State highway sidewalk miles that are not compliant with ADA requirements

Chart of the Day – Compliance with ADA Requirements

Today’s Chart of the Day covers ADA Compliance

State highway sidewalk miles that are not compliant with ADA requirements

State highway sidewalk miles that are not compliant with ADA requirements

 

Percent of eligible state highway intersections with accessible pedestrian signals installed

Percent of eligible state highway intersections with accessible pedestrian signals installed

Source: MnDOT  Annual Transportation Performance Report 2012

7 thoughts on “Chart of the Day – Compliance with ADA Requirements

  1. Matt SteeleMatt Steele

    “Accessible Pedestrian Signals” — talking beg buttons, right? Are there any ADA-compliant signal setups that don’t involve beg buttons?

    1. Joseph TottenJoseph Totten

      I’m sure that if the button only registered a person to talk for, it would be fine. (i.e. light will give walk anyways, just for standardization of interface)

    2. brad
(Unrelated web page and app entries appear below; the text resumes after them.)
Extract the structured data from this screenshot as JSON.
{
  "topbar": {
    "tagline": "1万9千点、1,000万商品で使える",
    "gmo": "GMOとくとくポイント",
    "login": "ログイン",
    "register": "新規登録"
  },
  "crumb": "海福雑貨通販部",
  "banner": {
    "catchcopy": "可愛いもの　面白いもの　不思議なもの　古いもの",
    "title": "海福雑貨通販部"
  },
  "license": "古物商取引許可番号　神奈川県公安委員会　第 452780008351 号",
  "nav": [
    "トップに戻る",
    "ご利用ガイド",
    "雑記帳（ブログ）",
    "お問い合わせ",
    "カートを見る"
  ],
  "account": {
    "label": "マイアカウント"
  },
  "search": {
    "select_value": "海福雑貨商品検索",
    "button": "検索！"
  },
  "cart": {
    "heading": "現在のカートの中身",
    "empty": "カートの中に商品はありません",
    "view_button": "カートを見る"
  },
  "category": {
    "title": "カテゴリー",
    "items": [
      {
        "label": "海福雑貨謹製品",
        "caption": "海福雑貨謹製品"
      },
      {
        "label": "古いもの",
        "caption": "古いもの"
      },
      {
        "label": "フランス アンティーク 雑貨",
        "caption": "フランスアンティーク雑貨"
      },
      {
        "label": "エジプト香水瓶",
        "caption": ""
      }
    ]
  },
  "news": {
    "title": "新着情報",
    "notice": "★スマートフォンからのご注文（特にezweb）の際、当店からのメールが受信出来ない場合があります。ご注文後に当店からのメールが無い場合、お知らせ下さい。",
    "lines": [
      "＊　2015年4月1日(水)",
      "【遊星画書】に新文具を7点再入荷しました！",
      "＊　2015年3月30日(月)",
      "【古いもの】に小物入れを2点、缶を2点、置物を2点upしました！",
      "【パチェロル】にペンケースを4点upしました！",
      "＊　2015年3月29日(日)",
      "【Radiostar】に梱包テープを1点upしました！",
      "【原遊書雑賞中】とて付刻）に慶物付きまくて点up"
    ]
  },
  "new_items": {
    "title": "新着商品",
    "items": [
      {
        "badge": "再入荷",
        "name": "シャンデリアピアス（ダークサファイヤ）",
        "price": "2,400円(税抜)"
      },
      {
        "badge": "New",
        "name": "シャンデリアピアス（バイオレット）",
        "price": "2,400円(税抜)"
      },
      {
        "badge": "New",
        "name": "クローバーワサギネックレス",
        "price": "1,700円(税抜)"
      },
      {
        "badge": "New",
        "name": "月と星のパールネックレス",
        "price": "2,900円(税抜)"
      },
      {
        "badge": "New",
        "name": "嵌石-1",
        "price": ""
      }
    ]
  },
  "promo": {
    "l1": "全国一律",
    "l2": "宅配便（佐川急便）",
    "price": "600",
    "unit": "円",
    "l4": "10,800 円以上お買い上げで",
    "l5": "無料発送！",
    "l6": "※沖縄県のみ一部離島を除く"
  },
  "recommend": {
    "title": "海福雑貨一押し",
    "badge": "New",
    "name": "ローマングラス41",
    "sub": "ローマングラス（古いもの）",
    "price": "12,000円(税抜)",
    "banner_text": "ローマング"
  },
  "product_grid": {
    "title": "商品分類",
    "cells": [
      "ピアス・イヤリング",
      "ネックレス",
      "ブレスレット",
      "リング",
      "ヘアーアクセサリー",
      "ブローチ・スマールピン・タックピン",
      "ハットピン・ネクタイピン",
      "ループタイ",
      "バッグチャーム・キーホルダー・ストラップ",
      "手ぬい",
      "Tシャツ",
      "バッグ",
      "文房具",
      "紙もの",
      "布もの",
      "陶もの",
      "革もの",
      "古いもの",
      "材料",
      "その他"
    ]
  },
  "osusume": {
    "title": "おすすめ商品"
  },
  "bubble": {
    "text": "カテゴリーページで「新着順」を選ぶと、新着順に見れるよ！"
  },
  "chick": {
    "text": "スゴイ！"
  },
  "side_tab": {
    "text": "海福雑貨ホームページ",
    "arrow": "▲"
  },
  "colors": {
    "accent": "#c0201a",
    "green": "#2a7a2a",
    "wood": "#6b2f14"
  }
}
      I wonder if it means the pedestrian signals which have an audio component that lets blind people know when they can cross (“cross Snelling Avenue”) and/or helps guide them across the intersection (chirps on each side of the street)?

  2. Nathanael

    And this doesn’t even include the percentage of state highways which don’t have sidewalks at all (but still have 55 mph + speed limits).

    The rural areas are a disaster in ADA terms.

  3. Monte

    There are no ADA compliant setups that do not include beg buttons. If you want to always provide a pedestrian phase, that’s still allowed, but there has to be a button there to talk and vibrate to you even if you don’t need to push it to get a Walk.

    1. Nathanael

      Actually, you can make the pedestrian phase talk *all the time*.

      This is unpopular at night, understandably.

  4. Pingback: Sunday Summary | streets.mn

Comments are closed.